According to Julie Klein, a law professor at the university of Rouen, eliminating statutes of limitations is almost unheard of in France. “In US law the absence of a statute of limitation is fairly common, but in France statutes of limitation are a general legal principle,” she said.
“French law recognizes the non-applicability of only a single category of crimes, and those are crimes against humanity. It’s hard to imagine that that exception be extended to common law crimes,” she added.
An extension on the statute of limitations in cases of child rape is a fairly new development in France. In 2004 the so-called “Perben II law” extended to 20 years the time people who were sexually abused as minors could file charges in French courts. The statute of limitations for rapes committed against an adult is 10 years.
Ernestine Ronai, the national coordinator for France’s Inter-Ministerial Mission for the Protection of Women Victims of Violence (MIPROF) says that law did not go far enough.
“It takes time for underage victims to understand what happened to them. [The crime] often resurfaces as a result of an event of therapy, which was the case for Flavie Flament,” Ronai added. She thinks the statute of limitations for people who were raped when they were minors should be extended to 30 years from the time victims reach adulthood.
Ronai said such a measure would make sense, especially in light of the Fenech-Tourret bill that is currently working its way through French parliament. The reform would extend the statute of limitations for adult victims from 10 to 20 years.
In the meantime, Flament is urging other victims of Hamilton’s to come forward, in the hope one of the cases will fall within the current statute of limitations. “We’re not the only ones out there, there are others.
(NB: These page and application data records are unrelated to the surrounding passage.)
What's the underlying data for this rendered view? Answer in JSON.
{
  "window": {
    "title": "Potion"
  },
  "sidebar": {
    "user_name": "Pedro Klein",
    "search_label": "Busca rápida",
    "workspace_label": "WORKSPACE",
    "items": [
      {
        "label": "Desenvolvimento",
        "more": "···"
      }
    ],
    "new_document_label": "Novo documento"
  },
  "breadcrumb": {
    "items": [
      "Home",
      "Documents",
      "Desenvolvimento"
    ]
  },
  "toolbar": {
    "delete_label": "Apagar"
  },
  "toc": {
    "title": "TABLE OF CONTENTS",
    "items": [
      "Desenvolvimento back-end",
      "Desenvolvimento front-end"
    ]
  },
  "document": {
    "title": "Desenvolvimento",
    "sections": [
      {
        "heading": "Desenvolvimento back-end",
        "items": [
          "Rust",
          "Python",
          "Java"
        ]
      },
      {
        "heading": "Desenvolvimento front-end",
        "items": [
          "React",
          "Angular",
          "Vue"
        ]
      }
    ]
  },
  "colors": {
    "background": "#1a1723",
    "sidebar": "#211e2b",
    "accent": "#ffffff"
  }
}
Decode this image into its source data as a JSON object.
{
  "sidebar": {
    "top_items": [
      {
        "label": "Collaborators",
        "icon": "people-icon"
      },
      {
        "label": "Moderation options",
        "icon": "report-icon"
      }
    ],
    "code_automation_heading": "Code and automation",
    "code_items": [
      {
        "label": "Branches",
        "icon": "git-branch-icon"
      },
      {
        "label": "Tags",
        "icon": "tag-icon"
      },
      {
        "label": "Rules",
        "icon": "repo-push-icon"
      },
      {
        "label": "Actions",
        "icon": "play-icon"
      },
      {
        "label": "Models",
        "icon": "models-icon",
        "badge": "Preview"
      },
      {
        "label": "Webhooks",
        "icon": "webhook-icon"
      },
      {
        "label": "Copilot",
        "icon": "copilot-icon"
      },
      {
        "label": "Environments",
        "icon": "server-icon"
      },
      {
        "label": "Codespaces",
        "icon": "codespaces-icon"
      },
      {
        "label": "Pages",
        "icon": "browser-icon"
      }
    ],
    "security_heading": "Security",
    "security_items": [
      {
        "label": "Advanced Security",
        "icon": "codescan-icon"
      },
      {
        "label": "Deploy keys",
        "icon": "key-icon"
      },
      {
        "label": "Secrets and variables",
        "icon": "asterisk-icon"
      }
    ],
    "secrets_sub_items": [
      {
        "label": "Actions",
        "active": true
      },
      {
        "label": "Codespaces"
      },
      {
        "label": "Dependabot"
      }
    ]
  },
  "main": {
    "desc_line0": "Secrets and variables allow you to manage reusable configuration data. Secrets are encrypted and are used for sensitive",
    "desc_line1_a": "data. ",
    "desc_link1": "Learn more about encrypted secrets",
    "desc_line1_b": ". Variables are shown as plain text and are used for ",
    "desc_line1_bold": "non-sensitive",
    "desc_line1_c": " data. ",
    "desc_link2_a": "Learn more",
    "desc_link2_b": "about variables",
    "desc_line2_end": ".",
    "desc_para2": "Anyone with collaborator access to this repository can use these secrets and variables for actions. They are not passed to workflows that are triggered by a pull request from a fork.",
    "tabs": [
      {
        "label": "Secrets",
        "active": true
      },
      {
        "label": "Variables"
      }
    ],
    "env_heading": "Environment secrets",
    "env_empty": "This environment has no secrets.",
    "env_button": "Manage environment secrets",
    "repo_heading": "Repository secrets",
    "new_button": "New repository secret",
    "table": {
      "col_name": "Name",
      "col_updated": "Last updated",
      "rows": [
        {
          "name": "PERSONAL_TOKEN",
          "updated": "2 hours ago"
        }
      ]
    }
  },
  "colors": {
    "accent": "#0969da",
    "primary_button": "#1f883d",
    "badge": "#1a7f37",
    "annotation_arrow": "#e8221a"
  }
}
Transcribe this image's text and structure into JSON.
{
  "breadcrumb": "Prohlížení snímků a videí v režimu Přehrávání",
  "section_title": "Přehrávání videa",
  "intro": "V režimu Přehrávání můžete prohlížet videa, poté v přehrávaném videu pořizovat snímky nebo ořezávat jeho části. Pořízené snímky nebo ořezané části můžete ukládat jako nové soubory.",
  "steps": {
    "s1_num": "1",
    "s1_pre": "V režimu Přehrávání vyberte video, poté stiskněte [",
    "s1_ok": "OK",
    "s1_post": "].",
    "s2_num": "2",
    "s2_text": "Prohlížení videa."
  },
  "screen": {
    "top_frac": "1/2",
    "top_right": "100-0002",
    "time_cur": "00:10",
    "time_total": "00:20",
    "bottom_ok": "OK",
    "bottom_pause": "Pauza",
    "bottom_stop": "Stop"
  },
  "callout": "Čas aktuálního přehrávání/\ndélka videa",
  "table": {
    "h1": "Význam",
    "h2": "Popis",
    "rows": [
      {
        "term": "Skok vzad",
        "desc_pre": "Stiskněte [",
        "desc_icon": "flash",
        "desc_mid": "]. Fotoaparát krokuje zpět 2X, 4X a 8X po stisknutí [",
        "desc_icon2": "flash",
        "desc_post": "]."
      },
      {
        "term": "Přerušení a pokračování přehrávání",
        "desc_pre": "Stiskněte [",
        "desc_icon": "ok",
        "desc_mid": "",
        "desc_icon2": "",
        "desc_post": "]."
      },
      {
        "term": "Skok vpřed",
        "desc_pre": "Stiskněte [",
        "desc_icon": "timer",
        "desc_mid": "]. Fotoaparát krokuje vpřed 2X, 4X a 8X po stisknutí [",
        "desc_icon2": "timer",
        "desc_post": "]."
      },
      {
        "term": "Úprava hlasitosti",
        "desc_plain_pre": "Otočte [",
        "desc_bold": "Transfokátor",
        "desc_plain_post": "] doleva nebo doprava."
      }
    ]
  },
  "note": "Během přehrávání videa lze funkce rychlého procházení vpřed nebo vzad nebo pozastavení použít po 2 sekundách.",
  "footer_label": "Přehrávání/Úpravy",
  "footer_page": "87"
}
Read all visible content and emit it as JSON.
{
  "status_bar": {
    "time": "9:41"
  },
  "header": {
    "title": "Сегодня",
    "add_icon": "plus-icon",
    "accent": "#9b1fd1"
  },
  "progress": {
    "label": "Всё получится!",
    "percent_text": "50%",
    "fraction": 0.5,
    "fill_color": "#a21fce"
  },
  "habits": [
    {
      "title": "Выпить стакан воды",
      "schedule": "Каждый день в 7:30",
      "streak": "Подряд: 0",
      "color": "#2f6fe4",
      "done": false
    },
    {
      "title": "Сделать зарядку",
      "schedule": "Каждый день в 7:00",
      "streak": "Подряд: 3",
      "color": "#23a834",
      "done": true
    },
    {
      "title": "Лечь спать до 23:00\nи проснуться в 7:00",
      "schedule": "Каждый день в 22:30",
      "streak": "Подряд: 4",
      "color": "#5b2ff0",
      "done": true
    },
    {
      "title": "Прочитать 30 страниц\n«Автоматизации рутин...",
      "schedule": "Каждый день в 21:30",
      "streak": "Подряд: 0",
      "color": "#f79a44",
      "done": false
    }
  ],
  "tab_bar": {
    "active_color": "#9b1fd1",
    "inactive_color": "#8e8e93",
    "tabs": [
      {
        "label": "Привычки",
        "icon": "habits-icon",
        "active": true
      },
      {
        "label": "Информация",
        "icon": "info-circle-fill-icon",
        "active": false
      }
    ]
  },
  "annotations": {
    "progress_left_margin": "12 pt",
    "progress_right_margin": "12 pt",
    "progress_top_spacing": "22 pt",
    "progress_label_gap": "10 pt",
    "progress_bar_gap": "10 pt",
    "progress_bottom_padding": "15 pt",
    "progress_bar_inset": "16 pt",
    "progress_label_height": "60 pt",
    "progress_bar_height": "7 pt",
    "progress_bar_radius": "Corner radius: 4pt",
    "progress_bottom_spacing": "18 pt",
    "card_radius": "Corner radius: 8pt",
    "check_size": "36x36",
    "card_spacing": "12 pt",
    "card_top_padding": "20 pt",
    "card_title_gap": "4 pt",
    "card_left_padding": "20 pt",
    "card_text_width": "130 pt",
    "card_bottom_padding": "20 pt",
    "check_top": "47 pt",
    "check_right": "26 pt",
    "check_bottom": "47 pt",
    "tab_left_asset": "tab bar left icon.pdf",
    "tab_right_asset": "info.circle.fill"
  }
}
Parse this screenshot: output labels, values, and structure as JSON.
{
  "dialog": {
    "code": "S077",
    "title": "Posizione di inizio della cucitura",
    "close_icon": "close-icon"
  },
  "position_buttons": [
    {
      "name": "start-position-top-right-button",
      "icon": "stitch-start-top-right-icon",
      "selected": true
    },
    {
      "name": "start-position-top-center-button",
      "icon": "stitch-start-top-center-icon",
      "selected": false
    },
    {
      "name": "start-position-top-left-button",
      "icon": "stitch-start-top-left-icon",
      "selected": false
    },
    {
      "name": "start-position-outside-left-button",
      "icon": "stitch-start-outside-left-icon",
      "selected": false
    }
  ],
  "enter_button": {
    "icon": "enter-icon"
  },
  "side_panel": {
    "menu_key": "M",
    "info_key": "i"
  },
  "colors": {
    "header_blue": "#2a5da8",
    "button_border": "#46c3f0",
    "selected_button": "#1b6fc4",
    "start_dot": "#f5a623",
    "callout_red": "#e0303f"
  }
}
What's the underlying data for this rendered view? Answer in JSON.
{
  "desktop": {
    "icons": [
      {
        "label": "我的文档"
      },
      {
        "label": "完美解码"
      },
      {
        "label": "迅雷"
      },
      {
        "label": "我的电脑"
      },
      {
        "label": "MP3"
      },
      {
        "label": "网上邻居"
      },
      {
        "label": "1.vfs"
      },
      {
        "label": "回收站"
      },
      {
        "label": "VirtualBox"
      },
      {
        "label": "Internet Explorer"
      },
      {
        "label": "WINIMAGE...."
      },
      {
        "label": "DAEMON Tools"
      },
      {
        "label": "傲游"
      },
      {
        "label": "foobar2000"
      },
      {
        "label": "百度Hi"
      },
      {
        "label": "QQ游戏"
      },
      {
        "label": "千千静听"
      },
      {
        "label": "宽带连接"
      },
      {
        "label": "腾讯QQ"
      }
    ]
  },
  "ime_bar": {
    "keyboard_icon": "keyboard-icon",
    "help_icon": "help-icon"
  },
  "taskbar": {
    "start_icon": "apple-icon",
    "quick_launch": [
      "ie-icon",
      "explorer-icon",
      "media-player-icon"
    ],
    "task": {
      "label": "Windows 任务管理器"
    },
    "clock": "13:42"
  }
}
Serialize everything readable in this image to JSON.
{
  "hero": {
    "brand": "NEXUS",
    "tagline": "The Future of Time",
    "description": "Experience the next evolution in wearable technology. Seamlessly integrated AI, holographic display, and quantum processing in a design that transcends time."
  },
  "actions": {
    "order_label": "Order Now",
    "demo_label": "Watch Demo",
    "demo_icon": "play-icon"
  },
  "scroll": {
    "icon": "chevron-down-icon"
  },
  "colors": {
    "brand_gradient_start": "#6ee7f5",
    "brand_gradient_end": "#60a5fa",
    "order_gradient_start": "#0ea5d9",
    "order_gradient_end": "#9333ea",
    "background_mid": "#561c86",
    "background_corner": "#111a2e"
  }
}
It’s obvious. I am sure that together we will not only comfort each other, but also act and be heard,” she said.